*Records for this task:*
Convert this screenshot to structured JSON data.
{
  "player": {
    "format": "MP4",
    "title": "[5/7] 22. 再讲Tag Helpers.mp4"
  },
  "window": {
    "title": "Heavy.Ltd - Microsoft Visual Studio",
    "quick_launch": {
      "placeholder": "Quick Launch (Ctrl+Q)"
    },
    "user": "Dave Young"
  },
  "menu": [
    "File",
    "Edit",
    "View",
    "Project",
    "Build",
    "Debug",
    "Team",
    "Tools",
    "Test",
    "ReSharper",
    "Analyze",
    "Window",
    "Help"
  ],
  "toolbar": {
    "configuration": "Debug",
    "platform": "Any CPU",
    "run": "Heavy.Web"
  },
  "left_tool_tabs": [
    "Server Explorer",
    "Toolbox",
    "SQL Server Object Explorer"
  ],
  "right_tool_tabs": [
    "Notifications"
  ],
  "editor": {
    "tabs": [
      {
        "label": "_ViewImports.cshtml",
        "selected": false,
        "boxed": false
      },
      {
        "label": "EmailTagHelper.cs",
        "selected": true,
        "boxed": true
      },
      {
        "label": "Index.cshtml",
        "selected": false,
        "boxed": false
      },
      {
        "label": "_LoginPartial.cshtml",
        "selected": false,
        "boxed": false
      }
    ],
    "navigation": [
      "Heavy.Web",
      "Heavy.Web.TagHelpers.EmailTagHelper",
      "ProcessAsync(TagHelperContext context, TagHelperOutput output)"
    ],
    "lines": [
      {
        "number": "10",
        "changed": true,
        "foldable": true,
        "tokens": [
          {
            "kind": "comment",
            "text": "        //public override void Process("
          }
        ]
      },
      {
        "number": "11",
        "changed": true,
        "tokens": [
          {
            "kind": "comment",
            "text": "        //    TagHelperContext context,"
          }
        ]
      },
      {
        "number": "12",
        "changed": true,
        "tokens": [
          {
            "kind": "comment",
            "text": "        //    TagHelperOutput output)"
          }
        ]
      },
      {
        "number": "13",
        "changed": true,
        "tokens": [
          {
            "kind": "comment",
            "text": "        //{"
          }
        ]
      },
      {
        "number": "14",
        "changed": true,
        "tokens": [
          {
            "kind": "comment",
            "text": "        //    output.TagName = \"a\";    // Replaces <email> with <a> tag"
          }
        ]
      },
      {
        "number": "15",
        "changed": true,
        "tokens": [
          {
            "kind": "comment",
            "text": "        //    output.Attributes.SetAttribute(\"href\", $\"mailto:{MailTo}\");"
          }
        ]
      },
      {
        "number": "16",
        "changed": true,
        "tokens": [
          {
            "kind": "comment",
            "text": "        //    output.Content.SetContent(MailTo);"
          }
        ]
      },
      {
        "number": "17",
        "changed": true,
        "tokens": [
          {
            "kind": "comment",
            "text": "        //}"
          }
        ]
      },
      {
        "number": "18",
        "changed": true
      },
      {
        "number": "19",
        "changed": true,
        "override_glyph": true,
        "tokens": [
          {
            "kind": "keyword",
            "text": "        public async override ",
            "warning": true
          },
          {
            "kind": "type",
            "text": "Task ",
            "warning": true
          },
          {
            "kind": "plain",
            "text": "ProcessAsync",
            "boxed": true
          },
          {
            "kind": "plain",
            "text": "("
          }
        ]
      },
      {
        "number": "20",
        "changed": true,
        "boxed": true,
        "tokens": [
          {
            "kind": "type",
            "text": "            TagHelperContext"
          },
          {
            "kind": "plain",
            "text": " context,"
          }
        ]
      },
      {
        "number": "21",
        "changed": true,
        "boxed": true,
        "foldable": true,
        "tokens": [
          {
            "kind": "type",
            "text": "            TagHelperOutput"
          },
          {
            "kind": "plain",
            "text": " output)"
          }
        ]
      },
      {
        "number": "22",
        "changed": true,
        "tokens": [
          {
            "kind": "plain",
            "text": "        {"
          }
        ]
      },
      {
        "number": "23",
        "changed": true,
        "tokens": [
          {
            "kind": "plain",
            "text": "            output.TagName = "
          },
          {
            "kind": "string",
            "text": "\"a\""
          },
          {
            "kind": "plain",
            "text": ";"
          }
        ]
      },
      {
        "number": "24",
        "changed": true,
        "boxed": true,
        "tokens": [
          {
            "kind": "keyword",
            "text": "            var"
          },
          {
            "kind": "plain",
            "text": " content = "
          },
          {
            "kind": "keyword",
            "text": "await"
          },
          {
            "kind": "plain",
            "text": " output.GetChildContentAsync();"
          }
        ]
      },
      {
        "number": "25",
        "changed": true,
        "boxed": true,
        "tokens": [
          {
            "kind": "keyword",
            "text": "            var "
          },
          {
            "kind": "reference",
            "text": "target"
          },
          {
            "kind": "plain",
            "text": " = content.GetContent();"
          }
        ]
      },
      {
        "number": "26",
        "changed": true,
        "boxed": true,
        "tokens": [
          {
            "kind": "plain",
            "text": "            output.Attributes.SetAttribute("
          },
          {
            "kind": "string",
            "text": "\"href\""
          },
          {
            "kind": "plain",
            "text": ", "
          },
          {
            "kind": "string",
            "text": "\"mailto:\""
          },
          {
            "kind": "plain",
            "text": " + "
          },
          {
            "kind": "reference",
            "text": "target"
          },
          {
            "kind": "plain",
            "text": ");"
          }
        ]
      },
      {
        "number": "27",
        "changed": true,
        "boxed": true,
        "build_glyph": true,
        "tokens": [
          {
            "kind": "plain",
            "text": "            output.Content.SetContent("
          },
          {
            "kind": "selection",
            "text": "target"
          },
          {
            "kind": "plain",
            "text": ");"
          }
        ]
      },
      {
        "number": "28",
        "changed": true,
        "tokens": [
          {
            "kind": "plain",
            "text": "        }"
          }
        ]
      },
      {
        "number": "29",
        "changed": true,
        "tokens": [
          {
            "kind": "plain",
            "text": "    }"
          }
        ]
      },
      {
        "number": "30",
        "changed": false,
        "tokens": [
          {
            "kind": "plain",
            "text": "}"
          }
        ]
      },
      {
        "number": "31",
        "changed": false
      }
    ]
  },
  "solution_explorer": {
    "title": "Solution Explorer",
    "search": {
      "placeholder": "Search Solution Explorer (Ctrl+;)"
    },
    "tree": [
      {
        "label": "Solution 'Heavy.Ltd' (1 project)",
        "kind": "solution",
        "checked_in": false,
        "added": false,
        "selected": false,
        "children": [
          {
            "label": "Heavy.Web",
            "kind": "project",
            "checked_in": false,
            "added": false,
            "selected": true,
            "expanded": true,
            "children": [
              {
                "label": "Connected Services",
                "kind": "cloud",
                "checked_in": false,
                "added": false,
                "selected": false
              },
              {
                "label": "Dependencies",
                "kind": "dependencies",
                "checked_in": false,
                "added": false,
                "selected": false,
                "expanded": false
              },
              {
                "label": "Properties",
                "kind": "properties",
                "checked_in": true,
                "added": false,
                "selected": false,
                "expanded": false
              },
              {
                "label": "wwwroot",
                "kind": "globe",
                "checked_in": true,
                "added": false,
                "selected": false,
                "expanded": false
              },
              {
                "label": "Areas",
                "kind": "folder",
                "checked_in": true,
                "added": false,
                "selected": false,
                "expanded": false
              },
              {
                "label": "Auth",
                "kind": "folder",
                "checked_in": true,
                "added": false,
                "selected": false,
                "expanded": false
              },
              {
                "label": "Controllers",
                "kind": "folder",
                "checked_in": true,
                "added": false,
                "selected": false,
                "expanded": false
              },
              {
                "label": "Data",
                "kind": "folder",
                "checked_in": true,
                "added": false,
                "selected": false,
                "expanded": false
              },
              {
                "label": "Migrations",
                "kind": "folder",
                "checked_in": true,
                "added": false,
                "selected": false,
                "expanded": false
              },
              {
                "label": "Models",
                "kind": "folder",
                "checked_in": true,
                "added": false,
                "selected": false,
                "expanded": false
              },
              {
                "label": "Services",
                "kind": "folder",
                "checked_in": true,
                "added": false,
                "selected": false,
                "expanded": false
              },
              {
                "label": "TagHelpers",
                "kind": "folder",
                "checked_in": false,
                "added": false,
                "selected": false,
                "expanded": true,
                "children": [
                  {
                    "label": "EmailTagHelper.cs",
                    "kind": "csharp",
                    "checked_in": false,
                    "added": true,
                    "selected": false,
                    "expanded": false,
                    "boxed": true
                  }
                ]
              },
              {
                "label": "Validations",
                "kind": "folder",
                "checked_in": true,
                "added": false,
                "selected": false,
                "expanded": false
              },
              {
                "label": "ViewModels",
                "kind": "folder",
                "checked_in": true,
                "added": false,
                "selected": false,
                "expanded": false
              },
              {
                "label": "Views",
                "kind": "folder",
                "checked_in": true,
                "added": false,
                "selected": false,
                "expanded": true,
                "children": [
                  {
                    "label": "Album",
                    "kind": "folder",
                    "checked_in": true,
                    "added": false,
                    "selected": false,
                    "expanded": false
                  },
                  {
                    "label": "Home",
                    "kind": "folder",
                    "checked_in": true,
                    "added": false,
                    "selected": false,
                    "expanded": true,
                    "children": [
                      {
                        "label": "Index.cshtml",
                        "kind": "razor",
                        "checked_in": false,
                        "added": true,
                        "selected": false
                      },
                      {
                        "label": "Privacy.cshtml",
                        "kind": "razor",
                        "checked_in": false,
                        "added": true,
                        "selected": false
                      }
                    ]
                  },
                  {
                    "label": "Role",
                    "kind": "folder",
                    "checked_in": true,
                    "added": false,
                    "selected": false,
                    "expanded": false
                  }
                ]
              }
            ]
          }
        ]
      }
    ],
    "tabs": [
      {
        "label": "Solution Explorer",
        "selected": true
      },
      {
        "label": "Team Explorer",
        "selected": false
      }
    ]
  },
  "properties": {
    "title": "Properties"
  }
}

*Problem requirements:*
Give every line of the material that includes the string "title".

*Answer box:*
    "title": "[5/7] 22. 再讲Tag Helpers.mp4"
    "title": "Heavy.Ltd - Microsoft Visual Studio",
    "title": "Solution Explorer",
    "title": "Properties"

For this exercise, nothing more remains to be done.